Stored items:
※

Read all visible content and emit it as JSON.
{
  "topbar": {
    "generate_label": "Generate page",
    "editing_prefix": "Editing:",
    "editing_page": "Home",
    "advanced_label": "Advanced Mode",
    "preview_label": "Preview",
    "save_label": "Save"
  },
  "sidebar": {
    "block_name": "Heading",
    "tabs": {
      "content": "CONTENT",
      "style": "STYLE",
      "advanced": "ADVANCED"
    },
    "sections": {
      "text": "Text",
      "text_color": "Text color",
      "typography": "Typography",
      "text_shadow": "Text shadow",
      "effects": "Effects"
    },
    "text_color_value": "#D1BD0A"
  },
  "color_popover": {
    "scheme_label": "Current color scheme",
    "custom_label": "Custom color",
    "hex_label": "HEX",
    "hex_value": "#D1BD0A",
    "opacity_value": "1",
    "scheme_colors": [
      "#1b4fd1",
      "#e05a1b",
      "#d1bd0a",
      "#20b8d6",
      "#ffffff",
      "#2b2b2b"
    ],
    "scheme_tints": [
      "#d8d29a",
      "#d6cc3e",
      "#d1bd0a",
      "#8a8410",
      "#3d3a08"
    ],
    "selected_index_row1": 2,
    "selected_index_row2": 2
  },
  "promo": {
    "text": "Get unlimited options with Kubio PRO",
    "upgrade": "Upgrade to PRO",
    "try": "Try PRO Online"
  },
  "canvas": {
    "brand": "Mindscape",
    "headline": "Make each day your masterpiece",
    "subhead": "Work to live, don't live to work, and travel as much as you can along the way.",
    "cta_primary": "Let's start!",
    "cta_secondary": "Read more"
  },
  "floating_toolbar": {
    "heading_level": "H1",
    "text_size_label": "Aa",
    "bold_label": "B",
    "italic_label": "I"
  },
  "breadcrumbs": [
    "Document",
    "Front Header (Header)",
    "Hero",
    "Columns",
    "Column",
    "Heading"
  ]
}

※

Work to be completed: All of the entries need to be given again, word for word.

Worked solution:
Read all visible content and emit it as JSON.
{
  "topbar": {
    "generate_label": "Generate page",
    "editing_prefix": "Editing:",
    "editing_page": "Home",
    "advanced_label": "Advanced Mode",
    "preview_label": "Preview",
    "save_label": "Save"
  },
  "sidebar": {
    "block_name": "Heading",
    "tabs": {
      "content": "CONTENT",
      "style": "STYLE",
      "advanced": "ADVANCED"
    },
    "sections": {
      "text": "Text",
      "text_color": "Text color",
      "typography": "Typography",
      "text_shadow": "Text shadow",
      "effects": "Effects"
    },
    "text_color_value": "#D1BD0A"
  },
  "color_popover": {
    "scheme_label": "Current color scheme",
    "custom_label": "Custom color",
    "hex_label": "HEX",
    "hex_value": "#D1BD0A",
    "opacity_value": "1",
    "scheme_colors": [
      "#1b4fd1",
      "#e05a1b",
      "#d1bd0a",
      "#20b8d6",
      "#ffffff",
      "#2b2b2b"
    ],
    "scheme_tints": [
      "#d8d29a",
      "#d6cc3e",
      "#d1bd0a",
      "#8a8410",
      "#3d3a08"
    ],
    "selected_index_row1": 2,
    "selected_index_row2": 2
  },
  "promo": {
    "text": "Get unlimited options with Kubio PRO",
    "upgrade": "Upgrade to PRO",
    "try": "Try PRO Online"
  },
  "canvas": {
    "brand": "Mindscape",
    "headline": "Make each day your masterpiece",
    "subhead": "Work to live, don't live to work, and travel as much as you can along the way.",
    "cta_primary": "Let's start!",
    "cta_secondary": "Read more"
  },
  "floating_toolbar": {
    "heading_level": "H1",
    "text_size_label": "Aa",
    "bold_label": "B",
    "italic_label": "I"
  },
  "breadcrumbs": [
    "Document",
    "Front Header (Header)",
    "Hero",
    "Columns",
    "Column",
    "Heading"
  ]
}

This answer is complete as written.